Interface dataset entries

════════════════

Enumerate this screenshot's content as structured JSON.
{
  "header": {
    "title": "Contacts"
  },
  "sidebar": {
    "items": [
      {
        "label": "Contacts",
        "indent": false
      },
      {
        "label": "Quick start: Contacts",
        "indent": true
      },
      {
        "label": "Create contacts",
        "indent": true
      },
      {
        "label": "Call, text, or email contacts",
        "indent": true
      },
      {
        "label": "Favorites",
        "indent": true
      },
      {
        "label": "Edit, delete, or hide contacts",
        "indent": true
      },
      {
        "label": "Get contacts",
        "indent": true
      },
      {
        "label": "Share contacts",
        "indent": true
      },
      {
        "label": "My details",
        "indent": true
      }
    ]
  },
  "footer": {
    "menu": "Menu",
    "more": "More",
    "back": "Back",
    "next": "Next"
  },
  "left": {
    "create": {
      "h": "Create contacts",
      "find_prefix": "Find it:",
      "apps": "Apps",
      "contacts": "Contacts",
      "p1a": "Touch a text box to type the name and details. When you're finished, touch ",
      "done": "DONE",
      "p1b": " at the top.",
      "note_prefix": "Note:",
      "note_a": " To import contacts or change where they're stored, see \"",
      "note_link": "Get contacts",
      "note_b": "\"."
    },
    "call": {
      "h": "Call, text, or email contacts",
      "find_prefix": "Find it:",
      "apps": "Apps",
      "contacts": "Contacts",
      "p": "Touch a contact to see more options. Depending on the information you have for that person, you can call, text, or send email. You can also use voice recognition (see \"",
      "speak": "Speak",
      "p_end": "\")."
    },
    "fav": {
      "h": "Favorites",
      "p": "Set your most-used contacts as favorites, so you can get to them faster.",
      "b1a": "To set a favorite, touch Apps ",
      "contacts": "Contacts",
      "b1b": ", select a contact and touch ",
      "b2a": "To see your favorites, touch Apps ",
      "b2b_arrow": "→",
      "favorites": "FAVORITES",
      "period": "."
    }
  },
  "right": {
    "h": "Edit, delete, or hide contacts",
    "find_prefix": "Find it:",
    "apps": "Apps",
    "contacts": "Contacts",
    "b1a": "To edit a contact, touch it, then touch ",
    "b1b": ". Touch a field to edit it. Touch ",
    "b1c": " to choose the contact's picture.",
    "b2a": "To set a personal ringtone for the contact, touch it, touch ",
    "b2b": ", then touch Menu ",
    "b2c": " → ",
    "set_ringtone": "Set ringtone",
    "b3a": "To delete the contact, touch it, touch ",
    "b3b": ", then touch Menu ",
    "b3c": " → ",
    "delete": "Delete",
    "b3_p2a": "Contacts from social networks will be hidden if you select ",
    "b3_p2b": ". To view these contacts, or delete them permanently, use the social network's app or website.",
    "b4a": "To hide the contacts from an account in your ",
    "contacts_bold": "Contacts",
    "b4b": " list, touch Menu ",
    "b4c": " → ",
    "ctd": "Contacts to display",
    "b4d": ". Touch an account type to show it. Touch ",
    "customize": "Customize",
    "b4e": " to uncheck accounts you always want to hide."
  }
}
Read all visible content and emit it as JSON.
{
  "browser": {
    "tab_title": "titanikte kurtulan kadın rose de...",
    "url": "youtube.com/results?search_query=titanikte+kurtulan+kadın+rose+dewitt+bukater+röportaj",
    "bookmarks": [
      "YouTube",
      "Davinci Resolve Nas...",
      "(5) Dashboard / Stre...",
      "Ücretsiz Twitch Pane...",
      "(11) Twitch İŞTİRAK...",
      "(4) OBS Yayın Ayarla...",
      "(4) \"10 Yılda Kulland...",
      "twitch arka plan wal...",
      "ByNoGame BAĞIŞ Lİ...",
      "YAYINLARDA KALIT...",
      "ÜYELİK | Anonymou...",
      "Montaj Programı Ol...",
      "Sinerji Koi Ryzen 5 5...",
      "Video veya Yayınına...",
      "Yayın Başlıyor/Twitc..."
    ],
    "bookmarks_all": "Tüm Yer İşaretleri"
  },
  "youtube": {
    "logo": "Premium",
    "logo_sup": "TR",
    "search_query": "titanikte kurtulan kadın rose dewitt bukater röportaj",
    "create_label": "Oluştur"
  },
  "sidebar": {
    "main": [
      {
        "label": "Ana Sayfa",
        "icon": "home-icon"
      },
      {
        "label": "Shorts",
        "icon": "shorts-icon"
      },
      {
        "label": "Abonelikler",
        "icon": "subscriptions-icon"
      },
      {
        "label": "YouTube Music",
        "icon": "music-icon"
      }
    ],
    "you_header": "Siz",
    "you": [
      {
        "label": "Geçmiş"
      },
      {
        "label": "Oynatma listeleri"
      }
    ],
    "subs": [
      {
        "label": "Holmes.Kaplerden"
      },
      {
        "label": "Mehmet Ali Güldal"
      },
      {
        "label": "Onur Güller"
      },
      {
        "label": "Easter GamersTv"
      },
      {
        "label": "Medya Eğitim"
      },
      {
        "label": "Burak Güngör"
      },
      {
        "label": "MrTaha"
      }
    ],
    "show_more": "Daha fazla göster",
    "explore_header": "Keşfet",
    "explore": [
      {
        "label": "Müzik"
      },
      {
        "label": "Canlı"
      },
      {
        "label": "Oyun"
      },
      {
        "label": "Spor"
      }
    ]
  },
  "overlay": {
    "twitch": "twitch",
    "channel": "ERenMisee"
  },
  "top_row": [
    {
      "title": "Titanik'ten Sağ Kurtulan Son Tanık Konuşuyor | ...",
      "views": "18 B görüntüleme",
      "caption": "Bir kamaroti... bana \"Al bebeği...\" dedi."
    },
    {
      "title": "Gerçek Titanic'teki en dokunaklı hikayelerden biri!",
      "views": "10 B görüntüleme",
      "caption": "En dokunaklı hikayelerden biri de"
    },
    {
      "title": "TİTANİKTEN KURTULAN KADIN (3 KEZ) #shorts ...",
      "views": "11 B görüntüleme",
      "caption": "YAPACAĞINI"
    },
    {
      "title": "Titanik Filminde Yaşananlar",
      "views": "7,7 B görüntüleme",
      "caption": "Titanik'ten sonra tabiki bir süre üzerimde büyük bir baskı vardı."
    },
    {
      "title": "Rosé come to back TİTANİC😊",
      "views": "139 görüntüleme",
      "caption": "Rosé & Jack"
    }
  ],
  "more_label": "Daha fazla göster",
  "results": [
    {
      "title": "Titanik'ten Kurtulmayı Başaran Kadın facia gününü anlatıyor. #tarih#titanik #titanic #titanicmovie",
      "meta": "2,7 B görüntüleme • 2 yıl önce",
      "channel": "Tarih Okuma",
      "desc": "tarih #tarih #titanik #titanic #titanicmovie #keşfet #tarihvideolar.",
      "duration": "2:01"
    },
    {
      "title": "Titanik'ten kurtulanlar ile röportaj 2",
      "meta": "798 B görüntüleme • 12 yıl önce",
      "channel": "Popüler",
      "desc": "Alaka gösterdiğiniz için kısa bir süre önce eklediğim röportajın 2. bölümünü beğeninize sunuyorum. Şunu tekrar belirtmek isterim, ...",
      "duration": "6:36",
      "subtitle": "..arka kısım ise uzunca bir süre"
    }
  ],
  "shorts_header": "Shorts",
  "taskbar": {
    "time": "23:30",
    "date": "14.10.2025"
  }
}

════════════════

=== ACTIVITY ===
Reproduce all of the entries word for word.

=== SOLUTION ===
Enumerate this screenshot's content as structured JSON.
{
  "header": {
    "title": "Contacts"
  },
  "sidebar": {
    "items": [
      {
        "label": "Contacts",
        "indent": false
      },
      {
        "label": "Quick start: Contacts",
        "indent": true
      },
      {
        "label": "Create contacts",
        "indent": true
      },
      {
        "label": "Call, text, or email contacts",
        "indent": true
      },
      {
        "label": "Favorites",
        "indent": true
      },
      {
        "label": "Edit, delete, or hide contacts",
        "indent": true
      },
      {
        "label": "Get contacts",
        "indent": true
      },
      {
        "label": "Share contacts",
        "indent": true
      },
      {
        "label": "My details",
        "indent": true
      }
    ]
  },
  "footer": {
    "menu": "Menu",
    "more": "More",
    "back": "Back",
    "next": "Next"
  },
  "left": {
    "create": {
      "h": "Create contacts",
      "find_prefix": "Find it:",
      "apps": "Apps",
      "contacts": "Contacts",
      "p1a": "Touch a text box to type the name and details. When you're finished, touch ",
      "done": "DONE",
      "p1b": " at the top.",
      "note_prefix": "Note:",
      "note_a": " To import contacts or change where they're stored, see \"",
      "note_link": "Get contacts",
      "note_b": "\"."
    },
    "call": {
      "h": "Call, text, or email contacts",
      "find_prefix": "Find it:",
      "apps": "Apps",
      "contacts": "Contacts",
      "p": "Touch a contact to see more options. Depending on the information you have for that person, you can call, text, or send email. You can also use voice recognition (see \"",
      "speak": "Speak",
      "p_end": "\")."
    },
    "fav": {
      "h": "Favorites",
      "p": "Set your most-used contacts as favorites, so you can get to them faster.",
      "b1a": "To set a favorite, touch Apps ",
      "contacts": "Contacts",
      "b1b": ", select a contact and touch ",
      "b2a": "To see your favorites, touch Apps ",
      "b2b_arrow": "→",
      "favorites": "FAVORITES",
      "period": "."
    }
  },
  "right": {
    "h": "Edit, delete, or hide contacts",
    "find_prefix": "Find it:",
    "apps": "Apps",
    "contacts": "Contacts",
    "b1a": "To edit a contact, touch it, then touch ",
    "b1b": ". Touch a field to edit it. Touch ",
    "b1c": " to choose the contact's picture.",
    "b2a": "To set a personal ringtone for the contact, touch it, touch ",
    "b2b": ", then touch Menu ",
    "b2c": " → ",
    "set_ringtone": "Set ringtone",
    "b3a": "To delete the contact, touch it, touch ",
    "b3b": ", then touch Menu ",
    "b3c": " → ",
    "delete": "Delete",
    "b3_p2a": "Contacts from social networks will be hidden if you select ",
    "b3_p2b": ". To view these contacts, or delete them permanently, use the social network's app or website.",
    "b4a": "To hide the contacts from an account in your ",
    "contacts_bold": "Contacts",
    "b4b": " list, touch Menu ",
    "b4c": " → ",
    "ctd": "Contacts to display",
    "b4d": ". Touch an account type to show it. Touch ",
    "customize": "Customize",
    "b4e": " to uncheck accounts you always want to hide."
  }
}
Read all visible content and emit it as JSON.
{
  "browser": {
    "tab_title": "titanikte kurtulan kadın rose de...",
    "url": "youtube.com/results?search_query=titanikte+kurtulan+kadın+rose+dewitt+bukater+röportaj",
    "bookmarks": [
      "YouTube",
      "Davinci Resolve Nas...",
      "(5) Dashboard / Stre...",
      "Ücretsiz Twitch Pane...",
      "(11) Twitch İŞTİRAK...",
      "(4) OBS Yayın Ayarla...",
      "(4) \"10 Yılda Kulland...",
      "twitch arka plan wal...",
      "ByNoGame BAĞIŞ Lİ...",
      "YAYINLARDA KALIT...",
      "ÜYELİK | Anonymou...",
      "Montaj Programı Ol...",
      "Sinerji Koi Ryzen 5 5...",
      "Video veya Yayınına...",
      "Yayın Başlıyor/Twitc..."
    ],
    "bookmarks_all": "Tüm Yer İşaretleri"
  },
  "youtube": {
    "logo": "Premium",
    "logo_sup": "TR",
    "search_query": "titanikte kurtulan kadın rose dewitt bukater röportaj",
    "create_label": "Oluştur"
  },
  "sidebar": {
    "main": [
      {
        "label": "Ana Sayfa",
        "icon": "home-icon"
      },
      {
        "label": "Shorts",
        "icon": "shorts-icon"
      },
      {
        "label": "Abonelikler",
        "icon": "subscriptions-icon"
      },
      {
        "label": "YouTube Music",
        "icon": "music-icon"
      }
    ],
    "you_header": "Siz",
    "you": [
      {
        "label": "Geçmiş"
      },
      {
        "label": "Oynatma listeleri"
      }
    ],
    "subs": [
      {
        "label": "Holmes.Kaplerden"
      },
      {
        "label": "Mehmet Ali Güldal"
      },
      {
        "label": "Onur Güller"
      },
      {
        "label": "Easter GamersTv"
      },
      {
        "label": "Medya Eğitim"
      },
      {
        "label": "Burak Güngör"
      },
      {
        "label": "MrTaha"
      }
    ],
    "show_more": "Daha fazla göster",
    "explore_header": "Keşfet",
    "explore": [
      {
        "label": "Müzik"
      },
      {
        "label": "Canlı"
      },
      {
        "label": "Oyun"
      },
      {
        "label": "Spor"
      }
    ]
  },
  "overlay": {
    "twitch": "twitch",
    "channel": "ERenMisee"
  },
  "top_row": [
    {
      "title": "Titanik'ten Sağ Kurtulan Son Tanık Konuşuyor | ...",
      "views": "18 B görüntüleme",
      "caption": "Bir kamaroti... bana \"Al bebeği...\" dedi."
    },
    {
      "title": "Gerçek Titanic'teki en dokunaklı hikayelerden biri!",
      "views": "10 B görüntüleme",
      "caption": "En dokunaklı hikayelerden biri de"
    },
    {
      "title": "TİTANİKTEN KURTULAN KADIN (3 KEZ) #shorts ...",
      "views": "11 B görüntüleme",
      "caption": "YAPACAĞINI"
    },
    {
      "title": "Titanik Filminde Yaşananlar",
      "views": "7,7 B görüntüleme",
      "caption": "Titanik'ten sonra tabiki bir süre üzerimde büyük bir baskı vardı."
    },
    {
      "title": "Rosé come to back TİTANİC😊",
      "views": "139 görüntüleme",
      "caption": "Rosé & Jack"
    }
  ],
  "more_label": "Daha fazla göster",
  "results": [
    {
      "title": "Titanik'ten Kurtulmayı Başaran Kadın facia gününü anlatıyor. #tarih#titanik #titanic #titanicmovie",
      "meta": "2,7 B görüntüleme • 2 yıl önce",
      "channel": "Tarih Okuma",
      "desc": "tarih #tarih #titanik #titanic #titanicmovie #keşfet #tarihvideolar.",
      "duration": "2:01"
    },
    {
      "title": "Titanik'ten kurtulanlar ile röportaj 2",
      "meta": "798 B görüntüleme • 12 yıl önce",
      "channel": "Popüler",
      "desc": "Alaka gösterdiğiniz için kısa bir süre önce eklediğim röportajın 2. bölümünü beğeninize sunuyorum. Şunu tekrar belirtmek isterim, ...",
      "duration": "6:36",
      "subtitle": "..arka kısım ise uzunca bir süre"
    }
  ],
  "shorts_header": "Shorts",
  "taskbar": {
    "time": "23:30",
    "date": "14.10.2025"
  }
}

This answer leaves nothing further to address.